Month: March 2011

A handy blaze

An Audience with the Queen of Mountains

I’ve had some exhilarating experiences on snow, but it’s been a volatile relationship. I’ve been unnerved by the stuff in Japan and the U.S., and I’m also not very tolerant of prolonged or extreme cold. Where most other hikers on the PCT last year claimed to love the High Sierra, I couldn’t wait to get back down on solid, clearly discernible ground. Switzerland in early winter was the setting for an occasionally testing but always magical reacquaintance.

A Long and Intimate Walk with John Hillaby

In an earlier post I mentioned my affection for John Hillaby‘s ‘Journey Through Britain‘. As promised, here’s a little more on this wonderful book. The Britain discovered by John Hillaby on his walk from Land’s End to John O’Groats in the late-’60s may well, for all I know, already have vanished. I haven’t been there, but he seems to predict its fading in the final pages of ‘Journey’, noting that open country is diminishing rapidly but concluding, a tad warily, that many parts of Britain are still inexpressibly beautiful. Inexpressibly? I don’t think so. The traverse of Britain between its southwest and northeastern points has been done innumerable times, on foot, and on wheeled contraptions ranging from bicycle to skateboard to wheelchair. Hillaby’s skill lies in vividly and effortlessly expressing the wisps of natural, social, ancient and modern history that float through his journey, one of the earliest well-documented ones in modern times. So early was it, in fact, that he refers to encounters with blue-jeaned beatniks in the early part of his walk! The book …
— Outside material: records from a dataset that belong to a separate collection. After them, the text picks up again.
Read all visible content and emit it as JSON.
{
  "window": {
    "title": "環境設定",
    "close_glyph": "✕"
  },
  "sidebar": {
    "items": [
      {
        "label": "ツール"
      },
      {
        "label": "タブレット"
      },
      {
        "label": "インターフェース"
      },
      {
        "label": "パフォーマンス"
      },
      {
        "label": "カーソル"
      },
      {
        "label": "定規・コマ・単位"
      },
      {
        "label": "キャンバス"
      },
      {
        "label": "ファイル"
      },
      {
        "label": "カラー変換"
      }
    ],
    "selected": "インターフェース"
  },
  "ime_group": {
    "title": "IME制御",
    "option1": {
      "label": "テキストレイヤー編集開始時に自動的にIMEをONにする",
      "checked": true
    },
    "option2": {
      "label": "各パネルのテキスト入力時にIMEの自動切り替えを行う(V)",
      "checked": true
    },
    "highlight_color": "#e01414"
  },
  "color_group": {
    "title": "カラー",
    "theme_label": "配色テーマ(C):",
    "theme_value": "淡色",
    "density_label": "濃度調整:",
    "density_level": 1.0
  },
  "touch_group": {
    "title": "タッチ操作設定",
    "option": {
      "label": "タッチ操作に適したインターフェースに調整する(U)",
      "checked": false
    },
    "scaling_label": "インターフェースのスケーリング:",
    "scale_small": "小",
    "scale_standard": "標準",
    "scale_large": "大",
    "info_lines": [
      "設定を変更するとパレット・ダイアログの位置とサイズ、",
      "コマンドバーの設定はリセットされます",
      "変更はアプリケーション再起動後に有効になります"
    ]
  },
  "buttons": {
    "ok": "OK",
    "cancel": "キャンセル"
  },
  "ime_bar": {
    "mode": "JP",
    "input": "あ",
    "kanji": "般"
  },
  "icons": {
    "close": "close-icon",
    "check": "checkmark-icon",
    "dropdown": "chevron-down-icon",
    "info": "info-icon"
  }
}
Rock Ape Art, Late Moron Period

The Suburbs Come to Deep Creek

This was my 22nd day on the Pacific Crest Trail. I was around 300 miles into my journey, still feeling strong, and stomping out a few big-mile days just to see if I could. I did 27.5 miles on this day, but it’s memorable for me also for the amazing scenery, my total independence, and a brush with the uglier side of the world hikers are usually happy to leave behind. MAY 2010 I woke among the broken boughs of fallen pines high above Deep Creek, best camp I could find in the fading light after just scraping a 30-miler the evening before. The creek bank was the prize, but it was claimed by some rowdy people in a car, and you can’t be too careful. I felt good, free and light and alone; yesterday I’d busted free of the little trickle of hikers around me, said, “No offence, but I wanna try hiking alone for a bit,” and cruised on, reclaiming my independence, a long, fast day out of Big Bear through mile upon …

Big Sandhill, Moreton Island, dawn

Crusoe for a Weekend on Moreton Island

I can’t take in the dawn from the Sandgate waterfront, not far from home, without scanning the blue-grey backbone of  Moreton Island on the far-off rim of the bay, and thinking about my three big adventures there. Moreton just might be my favourite place; I’ve circled her on foot twice, in both directions, and hiked most of her through the middle. Here’s the story of my first big walk there…

A summit on the summit

The Vagabond Spirit: Mud-Slicked Memories of Vermont

JUNE 2006 Day 46, Little Rock Pond Shelter, VT, 18.2 miles ‘Cedar Moe’ and I are being mauled by very aggressive mosquitoes. We’re the only ones here — the others must have pulled in at one of the previous shelters. Today was another good day and my love affair with Vermont continues. People complain about the mud but I’ve been to Tasmania.